this to say, it's a great resource, one I plan on using as I work my way back into the Hebrew language. But, as much as I like it, I hope to graduate back up to my much smaller BHS that doesn't have the vocab helps. I know I'll never reach the point where I'll know all the vocab, but it'd be nice to be able to read without having to stop and look up definition a couple times every verse. I feel like I'm running laps again, and I hate running laps.

: Thanks again to Chris for providing this review copy.

Thursday, May 08, 2008

Is it a compliment? Episode IV

Welcome to the newest installment of Is it a compliment? (the most popular game show in the blogosphere), where we look at a statement that someone directed towards me which may or may not be a compliment. Actually, in this case, it's not a statement but rather an action.

I have been teaching a class in church since September, but the other night I mentioned to my class that it would be the last night of the year that I'd be teaching.

One person in the class began to clap.

This is your chance to weigh in. Should I take offense? Or is it a compliment?

Wednesday, May 07, 2008

5.5 random things: book wishlist edition

5.5: This post is dedicated to Chris at Zondervan, who recently sent me a couple books to review (just scroll down a couple posts). He now has me thinking about what books I'd love to have (I'm leaving out commentaries). So, here's a completely selfish post, in no particular order.

5: Putting Jesus in His Place: The Case for the Deity of Christ. Don't worry, I'm not needing to be convinced of Jesus' place in the Godhead. But from a teaching perspective, to have a book that is (1) written so non-seminary trained people can read it and (2) contains great insights gleaned from top scholars would be so helpful. I first noticed this book because of those who give their endorsements, which is like reading a Who's Who of evangelical Bible scholars.
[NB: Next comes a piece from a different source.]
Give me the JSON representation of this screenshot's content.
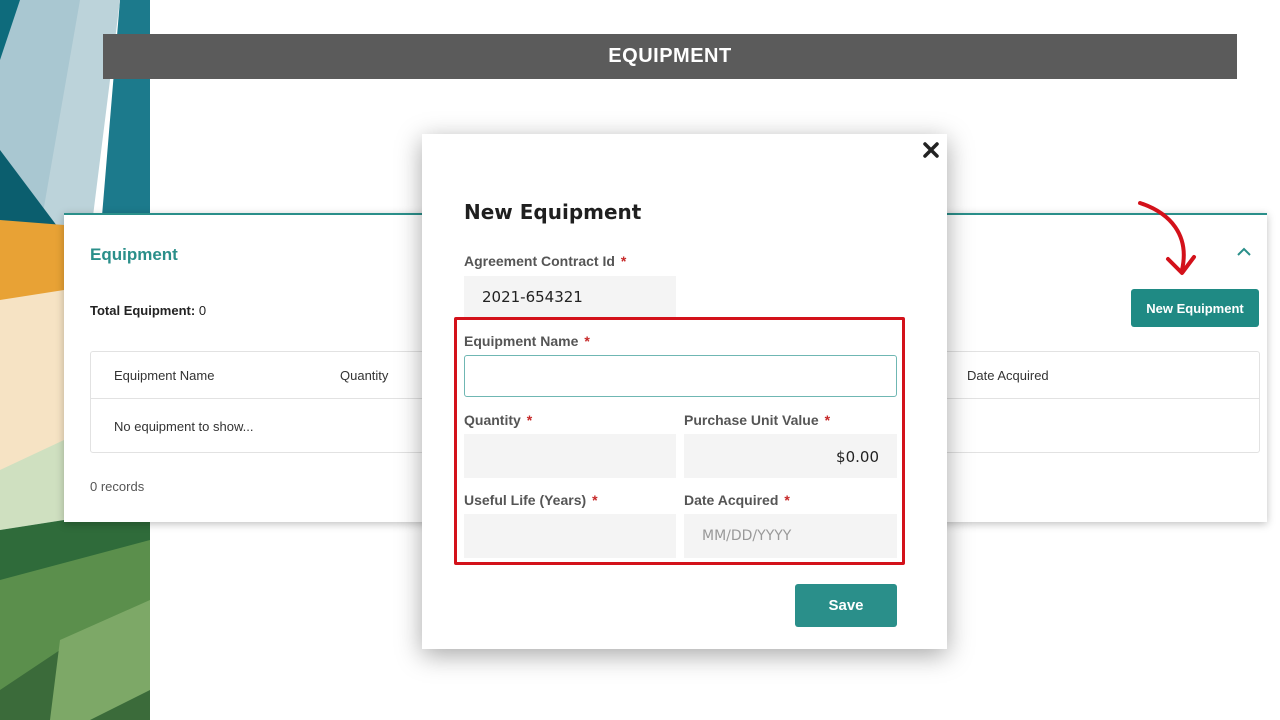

At any rate, I think this can be a great book that would help so many in the church reap the benefits of scholarly insight without having to learn all the background of theological and exegetical discussions.

4: Worship Matters by Bob Kauflin. Bob Kauflin is involved with Sovereign Grace Ministries who seems (according to reviews I've read) to have written a book that is both theological and practical. As someone who is very interested in how worship through music is used in the church, I think this book has a lot to offer. It is difficult to write theologically yet offer simple advice for how to carry out a worship service. Apparently, Kauflin has succeeded.

3: How Africa Shaped the Christian Mind: Rediscovering the African Seedbed of Western Christianity by Thomas Oden. I want to read this book because it helps correct the Western-centric understanding many of us have of Christian theology. I've grown to love church history, especially as I've learned how much of a role African theologians have played (Augustine, Tertullian, etc). Oden is a top-notch historical theologian, so you know this has to be good.

2: I'm not familiar with the author, but I've heard a lot of good things about Jerry Bridges' Respectable Sins, a look at how we've allowed subtle, "respectable" sins to creep into our life. I think this could be an interesting book for a group study.

1: Stephen Nichols has a book out called Jesus Made In America: A Cultural History from the Puritans to "The Passion of the Christ" that looks very interesting. I'm always fascinated by how culture plays a part in our shaping of how we think of Jesus, this book takes a look at that throughout American history. In my opinion, studying the mistakes of history often helps us understand how we make those same mistakes ourselves. Plus, it looks like this book might be good for a laugh or two.